Excerpts from an interface dataset:
'''

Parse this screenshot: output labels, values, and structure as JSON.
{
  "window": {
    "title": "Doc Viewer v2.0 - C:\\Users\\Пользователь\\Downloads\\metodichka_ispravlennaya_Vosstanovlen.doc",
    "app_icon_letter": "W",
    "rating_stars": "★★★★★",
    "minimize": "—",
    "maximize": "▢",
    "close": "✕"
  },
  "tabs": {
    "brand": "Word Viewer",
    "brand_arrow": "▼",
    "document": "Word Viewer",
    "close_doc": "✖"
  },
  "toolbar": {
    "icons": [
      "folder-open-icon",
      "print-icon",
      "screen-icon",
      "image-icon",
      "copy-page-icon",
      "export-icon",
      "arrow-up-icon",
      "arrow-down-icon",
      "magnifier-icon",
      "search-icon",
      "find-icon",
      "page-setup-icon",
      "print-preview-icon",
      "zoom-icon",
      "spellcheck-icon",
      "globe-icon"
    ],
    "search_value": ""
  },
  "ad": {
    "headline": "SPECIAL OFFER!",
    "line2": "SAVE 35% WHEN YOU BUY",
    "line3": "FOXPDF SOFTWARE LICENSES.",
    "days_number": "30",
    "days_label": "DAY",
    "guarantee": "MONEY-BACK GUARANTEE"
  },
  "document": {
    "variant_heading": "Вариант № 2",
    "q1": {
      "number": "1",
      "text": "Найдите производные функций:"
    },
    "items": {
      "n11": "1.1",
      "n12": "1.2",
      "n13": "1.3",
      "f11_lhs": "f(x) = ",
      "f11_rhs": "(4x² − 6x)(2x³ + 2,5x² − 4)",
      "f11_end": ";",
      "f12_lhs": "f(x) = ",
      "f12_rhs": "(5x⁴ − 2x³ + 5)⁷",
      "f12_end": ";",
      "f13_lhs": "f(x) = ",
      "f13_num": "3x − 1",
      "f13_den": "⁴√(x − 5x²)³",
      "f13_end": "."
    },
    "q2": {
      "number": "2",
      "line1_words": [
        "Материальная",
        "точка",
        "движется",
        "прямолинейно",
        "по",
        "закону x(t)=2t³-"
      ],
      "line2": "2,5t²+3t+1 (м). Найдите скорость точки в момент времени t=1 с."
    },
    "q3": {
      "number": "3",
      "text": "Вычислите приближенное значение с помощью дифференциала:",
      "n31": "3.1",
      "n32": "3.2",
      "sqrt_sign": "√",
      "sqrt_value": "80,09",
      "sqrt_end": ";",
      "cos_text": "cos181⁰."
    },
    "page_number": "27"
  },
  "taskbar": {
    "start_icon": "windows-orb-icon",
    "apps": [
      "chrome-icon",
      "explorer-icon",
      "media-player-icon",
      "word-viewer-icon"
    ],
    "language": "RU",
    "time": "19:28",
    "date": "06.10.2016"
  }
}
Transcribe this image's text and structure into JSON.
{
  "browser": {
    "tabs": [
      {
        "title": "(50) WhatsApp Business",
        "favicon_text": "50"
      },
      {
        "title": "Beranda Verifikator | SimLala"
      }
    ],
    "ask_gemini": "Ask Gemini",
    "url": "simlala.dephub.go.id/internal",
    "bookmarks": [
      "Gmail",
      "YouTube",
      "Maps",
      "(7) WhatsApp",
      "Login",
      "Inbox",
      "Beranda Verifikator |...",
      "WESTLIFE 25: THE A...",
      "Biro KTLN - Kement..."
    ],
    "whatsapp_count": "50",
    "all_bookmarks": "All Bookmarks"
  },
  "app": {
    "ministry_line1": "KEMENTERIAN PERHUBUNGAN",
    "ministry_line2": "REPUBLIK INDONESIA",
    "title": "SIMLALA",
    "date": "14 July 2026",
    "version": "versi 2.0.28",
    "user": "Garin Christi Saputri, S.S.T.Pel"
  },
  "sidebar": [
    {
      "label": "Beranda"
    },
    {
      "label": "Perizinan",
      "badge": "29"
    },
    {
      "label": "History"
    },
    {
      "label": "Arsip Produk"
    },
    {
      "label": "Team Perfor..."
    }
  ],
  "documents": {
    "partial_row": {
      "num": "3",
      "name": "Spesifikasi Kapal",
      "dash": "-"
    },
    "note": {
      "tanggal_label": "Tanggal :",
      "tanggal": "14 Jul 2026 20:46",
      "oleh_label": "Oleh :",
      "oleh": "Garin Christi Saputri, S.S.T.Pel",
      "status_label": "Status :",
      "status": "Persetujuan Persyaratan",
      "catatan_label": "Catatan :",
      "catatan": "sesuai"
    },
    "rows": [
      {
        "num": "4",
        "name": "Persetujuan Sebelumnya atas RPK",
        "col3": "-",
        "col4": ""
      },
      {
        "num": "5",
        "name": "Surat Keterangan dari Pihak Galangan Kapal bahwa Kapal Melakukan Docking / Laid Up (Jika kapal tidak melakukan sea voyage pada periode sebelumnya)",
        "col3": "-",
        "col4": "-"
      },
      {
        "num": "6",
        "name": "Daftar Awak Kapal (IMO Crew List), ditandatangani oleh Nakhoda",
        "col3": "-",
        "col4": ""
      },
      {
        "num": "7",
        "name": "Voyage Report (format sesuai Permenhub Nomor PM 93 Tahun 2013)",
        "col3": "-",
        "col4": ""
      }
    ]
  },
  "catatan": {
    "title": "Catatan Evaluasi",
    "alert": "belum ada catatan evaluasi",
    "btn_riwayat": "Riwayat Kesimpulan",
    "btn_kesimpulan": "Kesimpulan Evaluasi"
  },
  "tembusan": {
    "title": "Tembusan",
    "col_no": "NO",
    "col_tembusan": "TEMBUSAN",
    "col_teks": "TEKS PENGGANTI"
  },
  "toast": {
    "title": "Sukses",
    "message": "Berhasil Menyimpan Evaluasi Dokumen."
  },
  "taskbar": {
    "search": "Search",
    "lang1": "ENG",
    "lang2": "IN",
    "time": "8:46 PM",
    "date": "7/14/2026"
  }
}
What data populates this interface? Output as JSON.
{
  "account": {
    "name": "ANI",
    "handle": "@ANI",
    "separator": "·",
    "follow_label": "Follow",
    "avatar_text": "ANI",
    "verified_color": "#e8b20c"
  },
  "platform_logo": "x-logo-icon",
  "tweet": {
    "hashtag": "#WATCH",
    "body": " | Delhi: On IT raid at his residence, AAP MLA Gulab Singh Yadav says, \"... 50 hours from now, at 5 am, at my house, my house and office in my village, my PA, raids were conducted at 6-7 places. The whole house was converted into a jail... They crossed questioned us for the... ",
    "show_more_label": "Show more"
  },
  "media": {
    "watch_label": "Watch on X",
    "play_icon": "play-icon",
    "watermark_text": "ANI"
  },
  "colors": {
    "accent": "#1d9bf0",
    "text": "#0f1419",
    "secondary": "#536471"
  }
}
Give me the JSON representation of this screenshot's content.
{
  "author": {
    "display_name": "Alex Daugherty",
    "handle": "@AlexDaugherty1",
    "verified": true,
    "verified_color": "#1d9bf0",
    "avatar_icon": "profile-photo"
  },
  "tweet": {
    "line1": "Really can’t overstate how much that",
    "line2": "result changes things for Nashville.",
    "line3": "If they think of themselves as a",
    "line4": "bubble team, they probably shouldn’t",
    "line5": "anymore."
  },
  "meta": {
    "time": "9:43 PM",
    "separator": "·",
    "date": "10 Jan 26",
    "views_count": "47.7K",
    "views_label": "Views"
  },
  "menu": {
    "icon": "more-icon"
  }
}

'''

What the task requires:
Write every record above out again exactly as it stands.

Expected output:
Parse this screenshot: output labels, values, and structure as JSON.
{
  "window": {
    "title": "Doc Viewer v2.0 - C:\\Users\\Пользователь\\Downloads\\metodichka_ispravlennaya_Vosstanovlen.doc",
    "app_icon_letter": "W",
    "rating_stars": "★★★★★",
    "minimize": "—",
    "maximize": "▢",
    "close": "✕"
  },
  "tabs": {
    "brand": "Word Viewer",
    "brand_arrow": "▼",
    "document": "Word Viewer",
    "close_doc": "✖"
  },
  "toolbar": {
    "icons": [
      "folder-open-icon",
      "print-icon",
      "screen-icon",
      "image-icon",
      "copy-page-icon",
      "export-icon",
      "arrow-up-icon",
      "arrow-down-icon",
      "magnifier-icon",
      "search-icon",
      "find-icon",
      "page-setup-icon",
      "print-preview-icon",
      "zoom-icon",
      "spellcheck-icon",
      "globe-icon"
    ],
    "search_value": ""
  },
  "ad": {
    "headline": "SPECIAL OFFER!",
    "line2": "SAVE 35% WHEN YOU BUY",
    "line3": "FOXPDF SOFTWARE LICENSES.",
    "days_number": "30",
    "days_label": "DAY",
    "guarantee": "MONEY-BACK GUARANTEE"
  },
  "document": {
    "variant_heading": "Вариант № 2",
    "q1": {
      "number": "1",
      "text": "Найдите производные функций:"
    },
    "items": {
      "n11": "1.1",
      "n12": "1.2",
      "n13": "1.3",
      "f11_lhs": "f(x) = ",
      "f11_rhs": "(4x² − 6x)(2x³ + 2,5x² − 4)",
      "f11_end": ";",
      "f12_lhs": "f(x) = ",
      "f12_rhs": "(5x⁴ − 2x³ + 5)⁷",
      "f12_end": ";",
      "f13_lhs": "f(x) = ",
      "f13_num": "3x − 1",
      "f13_den": "⁴√(x − 5x²)³",
      "f13_end": "."
    },
    "q2": {
      "number": "2",
      "line1_words": [
        "Материальная",
        "точка",
        "движется",
        "прямолинейно",
        "по",
        "закону x(t)=2t³-"
      ],
      "line2": "2,5t²+3t+1 (м). Найдите скорость точки в момент времени t=1 с."
    },
    "q3": {
      "number": "3",
      "text": "Вычислите приближенное значение с помощью дифференциала:",
      "n31": "3.1",
      "n32": "3.2",
      "sqrt_sign": "√",
      "sqrt_value": "80,09",
      "sqrt_end": ";",
      "cos_text": "cos181⁰."
    },
    "page_number": "27"
  },
  "taskbar": {
    "start_icon": "windows-orb-icon",
    "apps": [
      "chrome-icon",
      "explorer-icon",
      "media-player-icon",
      "word-viewer-icon"
    ],
    "language": "RU",
    "time": "19:28",
    "date": "06.10.2016"
  }
}
Transcribe this image's text and structure into JSON.
{
  "browser": {
    "tabs": [
      {
        "title": "(50) WhatsApp Business",
        "favicon_text": "50"
      },
      {
        "title": "Beranda Verifikator | SimLala"
      }
    ],
    "ask_gemini": "Ask Gemini",
    "url": "simlala.dephub.go.id/internal",
    "bookmarks": [
      "Gmail",
      "YouTube",
      "Maps",
      "(7) WhatsApp",
      "Login",
      "Inbox",
      "Beranda Verifikator |...",
      "WESTLIFE 25: THE A...",
      "Biro KTLN - Kement..."
    ],
    "whatsapp_count": "50",
    "all_bookmarks": "All Bookmarks"
  },
  "app": {
    "ministry_line1": "KEMENTERIAN PERHUBUNGAN",
    "ministry_line2": "REPUBLIK INDONESIA",
    "title": "SIMLALA",
    "date": "14 July 2026",
    "version": "versi 2.0.28",
    "user": "Garin Christi Saputri, S.S.T.Pel"
  },
  "sidebar": [
    {
      "label": "Beranda"
    },
    {
      "label": "Perizinan",
      "badge": "29"
    },
    {
      "label": "History"
    },
    {
      "label": "Arsip Produk"
    },
    {
      "label": "Team Perfor..."
    }
  ],
  "documents": {
    "partial_row": {
      "num": "3",
      "name": "Spesifikasi Kapal",
      "dash": "-"
    },
    "note": {
      "tanggal_label": "Tanggal :",
      "tanggal": "14 Jul 2026 20:46",
      "oleh_label": "Oleh :",
      "oleh": "Garin Christi Saputri, S.S.T.Pel",
      "status_label": "Status :",
      "status": "Persetujuan Persyaratan",
      "catatan_label": "Catatan :",
      "catatan": "sesuai"
    },
    "rows": [
      {
        "num": "4",
        "name": "Persetujuan Sebelumnya atas RPK",
        "col3": "-",
        "col4": ""
      },
      {
        "num": "5",
        "name": "Surat Keterangan dari Pihak Galangan Kapal bahwa Kapal Melakukan Docking / Laid Up (Jika kapal tidak melakukan sea voyage pada periode sebelumnya)",
        "col3": "-",
        "col4": "-"
      },
      {
        "num": "6",
        "name": "Daftar Awak Kapal (IMO Crew List), ditandatangani oleh Nakhoda",
        "col3": "-",
        "col4": ""
      },
      {
        "num": "7",
        "name": "Voyage Report (format sesuai Permenhub Nomor PM 93 Tahun 2013)",
        "col3": "-",
        "col4": ""
      }
    ]
  },
  "catatan": {
    "title": "Catatan Evaluasi",
    "alert": "belum ada catatan evaluasi",
    "btn_riwayat": "Riwayat Kesimpulan",
    "btn_kesimpulan": "Kesimpulan Evaluasi"
  },
  "tembusan": {
    "title": "Tembusan",
    "col_no": "NO",
    "col_tembusan": "TEMBUSAN",
    "col_teks": "TEKS PENGGANTI"
  },
  "toast": {
    "title": "Sukses",
    "message": "Berhasil Menyimpan Evaluasi Dokumen."
  },
  "taskbar": {
    "search": "Search",
    "lang1": "ENG",
    "lang2": "IN",
    "time": "8:46 PM",
    "date": "7/14/2026"
  }
}
What data populates this interface? Output as JSON.
{
  "account": {
    "name": "ANI",
    "handle": "@ANI",
    "separator": "·",
    "follow_label": "Follow",
    "avatar_text": "ANI",
    "verified_color": "#e8b20c"
  },
  "platform_logo": "x-logo-icon",
  "tweet": {
    "hashtag": "#WATCH",
    "body": " | Delhi: On IT raid at his residence, AAP MLA Gulab Singh Yadav says, \"... 50 hours from now, at 5 am, at my house, my house and office in my village, my PA, raids were conducted at 6-7 places. The whole house was converted into a jail... They crossed questioned us for the... ",
    "show_more_label": "Show more"
  },
  "media": {
    "watch_label": "Watch on X",
    "play_icon": "play-icon",
    "watermark_text": "ANI"
  },
  "colors": {
    "accent": "#1d9bf0",
    "text": "#0f1419",
    "secondary": "#536471"
  }
}
Give me the JSON representation of this screenshot's content.
{
  "author": {
    "display_name": "Alex Daugherty",
    "handle": "@AlexDaugherty1",
    "verified": true,
    "verified_color": "#1d9bf0",
    "avatar_icon": "profile-photo"
  },
  "tweet": {
    "line1": "Really can’t overstate how much that",
    "line2": "result changes things for Nashville.",
    "line3": "If they think of themselves as a",
    "line4": "bubble team, they probably shouldn’t",
    "line5": "anymore."
  },
  "meta": {
    "time": "9:43 PM",
    "separator": "·",
    "date": "10 Jan 26",
    "views_count": "47.7K",
    "views_label": "Views"
  },
  "menu": {
    "icon": "more-icon"
  }
}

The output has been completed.